> **GOAL OF THE EXERCISE**
Among the entries that follow, how many lines contain the string "Renesas"? Answer with that number only.

Extracted data entries:
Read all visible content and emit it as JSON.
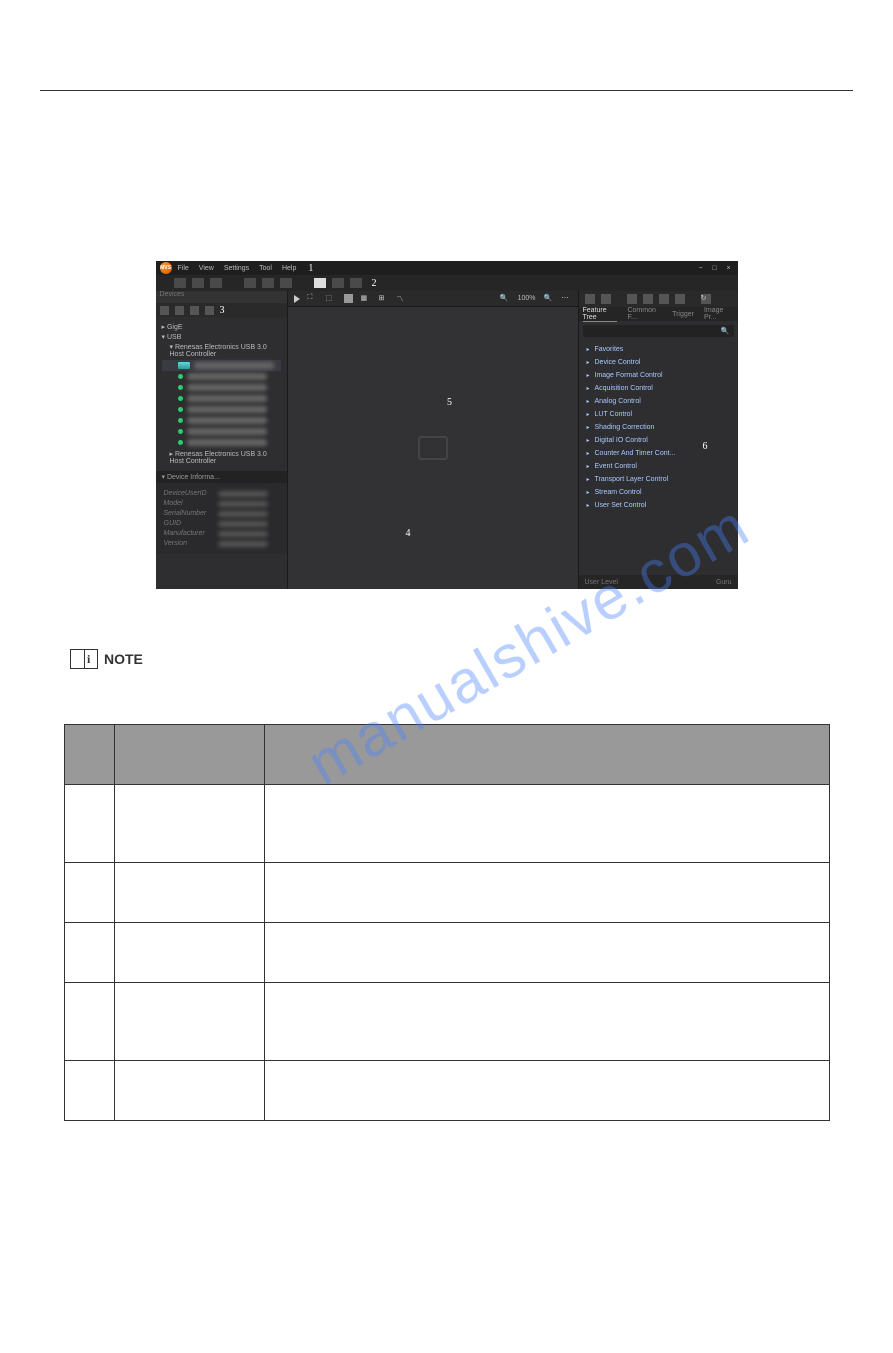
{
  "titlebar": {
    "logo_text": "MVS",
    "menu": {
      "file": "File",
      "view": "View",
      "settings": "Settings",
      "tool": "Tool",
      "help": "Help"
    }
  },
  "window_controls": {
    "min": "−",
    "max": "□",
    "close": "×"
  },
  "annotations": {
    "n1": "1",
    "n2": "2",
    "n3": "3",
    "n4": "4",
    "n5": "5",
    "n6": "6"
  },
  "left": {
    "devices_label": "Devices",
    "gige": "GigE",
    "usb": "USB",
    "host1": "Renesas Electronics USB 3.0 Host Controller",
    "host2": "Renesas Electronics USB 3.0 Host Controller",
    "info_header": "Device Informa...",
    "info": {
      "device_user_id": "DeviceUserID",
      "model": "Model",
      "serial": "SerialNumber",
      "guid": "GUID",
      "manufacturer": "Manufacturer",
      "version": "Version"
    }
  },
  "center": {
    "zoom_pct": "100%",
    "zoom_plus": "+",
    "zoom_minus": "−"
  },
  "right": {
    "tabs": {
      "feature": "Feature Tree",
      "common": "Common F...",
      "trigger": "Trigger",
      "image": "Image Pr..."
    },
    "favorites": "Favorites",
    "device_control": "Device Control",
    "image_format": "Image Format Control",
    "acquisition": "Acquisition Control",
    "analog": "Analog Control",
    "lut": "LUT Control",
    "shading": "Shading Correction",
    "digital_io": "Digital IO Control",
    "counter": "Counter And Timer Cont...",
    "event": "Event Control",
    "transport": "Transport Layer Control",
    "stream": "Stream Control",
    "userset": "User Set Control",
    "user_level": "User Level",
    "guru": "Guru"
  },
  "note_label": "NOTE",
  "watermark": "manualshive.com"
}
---
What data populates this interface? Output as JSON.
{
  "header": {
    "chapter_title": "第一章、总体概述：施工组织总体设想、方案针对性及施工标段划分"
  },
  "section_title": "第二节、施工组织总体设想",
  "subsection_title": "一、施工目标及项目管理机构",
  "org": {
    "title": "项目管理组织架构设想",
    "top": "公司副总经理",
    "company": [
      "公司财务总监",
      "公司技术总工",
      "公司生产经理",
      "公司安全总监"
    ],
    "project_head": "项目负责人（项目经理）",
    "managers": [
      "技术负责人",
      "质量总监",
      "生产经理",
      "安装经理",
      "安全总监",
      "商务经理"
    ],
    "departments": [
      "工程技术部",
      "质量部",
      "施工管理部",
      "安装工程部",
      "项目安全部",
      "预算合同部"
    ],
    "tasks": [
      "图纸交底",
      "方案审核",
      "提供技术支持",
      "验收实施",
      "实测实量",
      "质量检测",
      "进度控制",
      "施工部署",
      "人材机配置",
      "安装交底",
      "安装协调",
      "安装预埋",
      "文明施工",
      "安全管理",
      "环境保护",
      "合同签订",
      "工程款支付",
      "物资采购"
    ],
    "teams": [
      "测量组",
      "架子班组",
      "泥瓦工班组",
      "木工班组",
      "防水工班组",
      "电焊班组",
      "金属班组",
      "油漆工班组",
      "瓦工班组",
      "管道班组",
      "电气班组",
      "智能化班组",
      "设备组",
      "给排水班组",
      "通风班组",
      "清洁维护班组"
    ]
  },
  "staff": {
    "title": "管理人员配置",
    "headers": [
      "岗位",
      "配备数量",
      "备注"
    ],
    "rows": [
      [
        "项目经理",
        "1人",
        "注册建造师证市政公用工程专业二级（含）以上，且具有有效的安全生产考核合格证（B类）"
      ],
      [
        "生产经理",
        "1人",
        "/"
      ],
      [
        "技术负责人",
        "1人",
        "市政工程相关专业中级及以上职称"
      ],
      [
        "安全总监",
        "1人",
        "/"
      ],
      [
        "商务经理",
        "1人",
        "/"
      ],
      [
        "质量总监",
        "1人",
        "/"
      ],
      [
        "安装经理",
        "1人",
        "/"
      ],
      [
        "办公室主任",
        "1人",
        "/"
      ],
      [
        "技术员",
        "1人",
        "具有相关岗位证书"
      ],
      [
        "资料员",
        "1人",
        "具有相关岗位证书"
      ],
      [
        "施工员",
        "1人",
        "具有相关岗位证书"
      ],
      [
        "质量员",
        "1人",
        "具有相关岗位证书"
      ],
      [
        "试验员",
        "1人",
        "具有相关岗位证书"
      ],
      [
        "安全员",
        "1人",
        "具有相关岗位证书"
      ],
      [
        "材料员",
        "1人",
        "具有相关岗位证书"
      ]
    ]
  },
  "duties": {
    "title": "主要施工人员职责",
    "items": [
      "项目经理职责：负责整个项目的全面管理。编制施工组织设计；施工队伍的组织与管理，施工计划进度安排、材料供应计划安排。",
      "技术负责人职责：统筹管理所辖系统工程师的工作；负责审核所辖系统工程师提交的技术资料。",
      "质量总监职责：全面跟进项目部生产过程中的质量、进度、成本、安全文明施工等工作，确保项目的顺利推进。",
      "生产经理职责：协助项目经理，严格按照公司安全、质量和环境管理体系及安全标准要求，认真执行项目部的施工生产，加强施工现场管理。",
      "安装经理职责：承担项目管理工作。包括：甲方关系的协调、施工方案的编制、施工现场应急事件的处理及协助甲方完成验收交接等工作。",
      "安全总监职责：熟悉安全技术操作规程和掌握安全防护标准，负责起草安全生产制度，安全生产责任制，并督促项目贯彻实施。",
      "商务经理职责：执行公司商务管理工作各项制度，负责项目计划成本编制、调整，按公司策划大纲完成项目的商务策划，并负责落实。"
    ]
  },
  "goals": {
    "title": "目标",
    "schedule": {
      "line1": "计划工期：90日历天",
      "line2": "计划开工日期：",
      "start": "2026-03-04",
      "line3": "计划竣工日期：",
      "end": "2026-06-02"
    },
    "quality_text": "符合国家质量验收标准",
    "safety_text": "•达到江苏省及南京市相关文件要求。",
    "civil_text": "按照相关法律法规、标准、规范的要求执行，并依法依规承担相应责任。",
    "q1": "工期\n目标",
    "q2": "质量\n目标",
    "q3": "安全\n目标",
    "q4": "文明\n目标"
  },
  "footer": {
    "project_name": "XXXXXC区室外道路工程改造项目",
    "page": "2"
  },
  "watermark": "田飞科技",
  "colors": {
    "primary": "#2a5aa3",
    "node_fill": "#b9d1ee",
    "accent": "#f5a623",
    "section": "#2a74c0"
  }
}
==
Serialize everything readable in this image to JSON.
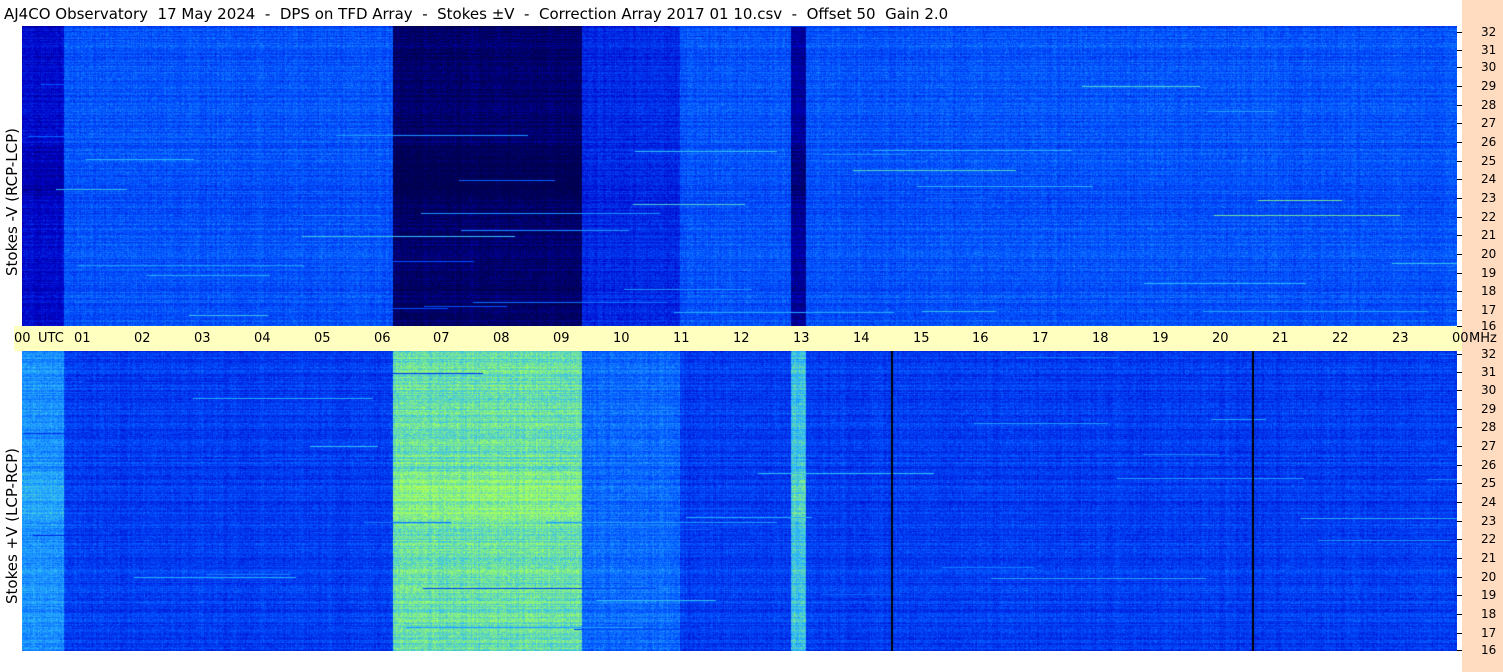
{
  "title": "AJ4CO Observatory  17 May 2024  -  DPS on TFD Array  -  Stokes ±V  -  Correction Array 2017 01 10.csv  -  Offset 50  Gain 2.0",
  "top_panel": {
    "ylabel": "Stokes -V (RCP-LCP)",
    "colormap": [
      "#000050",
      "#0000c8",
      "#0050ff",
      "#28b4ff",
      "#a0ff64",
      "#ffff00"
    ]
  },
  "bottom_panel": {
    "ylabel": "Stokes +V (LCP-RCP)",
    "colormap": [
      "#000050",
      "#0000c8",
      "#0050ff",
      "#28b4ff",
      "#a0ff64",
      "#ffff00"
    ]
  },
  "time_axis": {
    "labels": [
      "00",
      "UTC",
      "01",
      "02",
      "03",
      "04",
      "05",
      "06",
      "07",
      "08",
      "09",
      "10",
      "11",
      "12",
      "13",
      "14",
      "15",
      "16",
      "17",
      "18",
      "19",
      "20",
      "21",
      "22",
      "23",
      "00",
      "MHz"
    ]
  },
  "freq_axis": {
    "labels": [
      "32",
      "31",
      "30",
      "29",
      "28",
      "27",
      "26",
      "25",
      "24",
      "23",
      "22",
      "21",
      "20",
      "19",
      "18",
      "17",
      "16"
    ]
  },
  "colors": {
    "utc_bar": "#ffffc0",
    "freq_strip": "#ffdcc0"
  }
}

> **THE ANSWER**
2